George was not a fan. He showed visible signs of distress and started to cry.  Not sure It was the face, I did it again and BINGO - we have a scary face.  Other than that - I really haven't seen George that scared of things.  Not that he won't be, I just don't think the fear instinct has really matured in his little brain yet.

This experience also is in the line with a snippet I caught on Neatorama today. The article describes a practice of Japanese parents using a traditional monster to startle their children into obedience. It sounds totally horrifying - but of course as a parent I can relate to the sentiment of being willing to do almost anything to get your kid to listen to you.  We (Americans) don't really have a traditional folk monster like the Namahage - so maybe I'd have to dress up like Jason or Freddy.  I can't imagine doing that when I put it in that context.

All this talk of fear reminds me a lot of the book I've been reading (thanks Dawn!), Free Range Kids, which goes into great depths to discuss the culture of fear we're living in, and that is pushed on us so we'll consume, or feel guilt for not/doing a, b, or c.  I haven't finished it yet, but I plan on talking about it at length later.

Which brings me to you - reader.  What are your experiences with your child's fear?  When did you first notice that they were becoming afraid of things?  What were they?  Do you think there are positive aspects of fear that you can teach your children with out causing them to be too timid?

Tuesday, January 25, 2011

winter warrior

A couple of weeks ago I went to a winter bicycling clinic, put on by the Bozeman Bike Kitchen.  Volunteers discussed the many issues facing bicyclists in the winter, including gear, clothing, and bicycle choice.  Most of the information was fairly common sense, but the biggest endorsement of the night came on behalf of studded tires.

Previously, I have just been using normal mountain bike knobby tires, which seemed to be working relatively fine until I got on ice or hard packed snow.  After a few "close calls" I decided to use my company's annual bike-reimbursement and splurge on some studded snow tires.  After much research I ended up with the Schwalbe Winter Marathons.

When you are looking for a specific item, I highly recommend the shopping link on google. It searches for all of the places where your desired product is listed, and then tells you price and what not.  Because these tires typically retail between $75-77 a piece, I was definitely on the hunt for a bargain.

With the help of google, I found a retailer called Bike Tires Direct that were selling them for a smashing deal of $61.99 a tire.  Awesome savings.

So far, they have performed outstandingly. They are a little bit narrower (1.75") than I'd like - wider tires would provide more float and better traction when running lower PSI.  Other than the narrow width, they really grip the road and the studs aren't too bad on rolling resistance.  As one commenter noted, on dry pavement they sound like "cooking bacon" which is definitely accurate.
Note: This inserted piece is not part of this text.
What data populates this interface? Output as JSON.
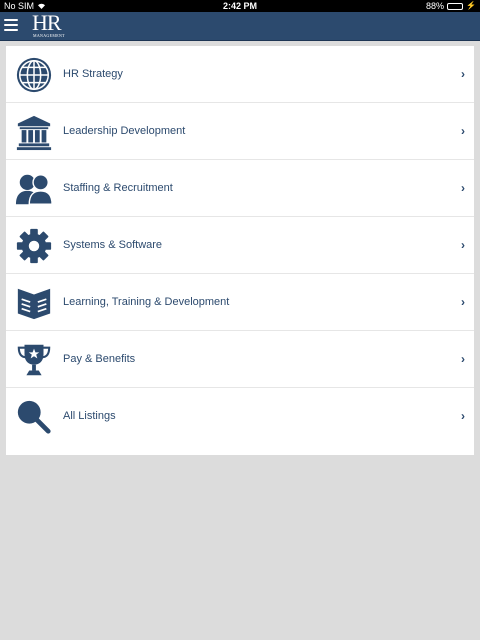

Having these on my bike for the winter has greatly increased my confidence in riding in snow.  Stay tuned for next time when I'll discuss some simple steps you can take to making your bike more visible in winter/dark conditions.

Ride Safe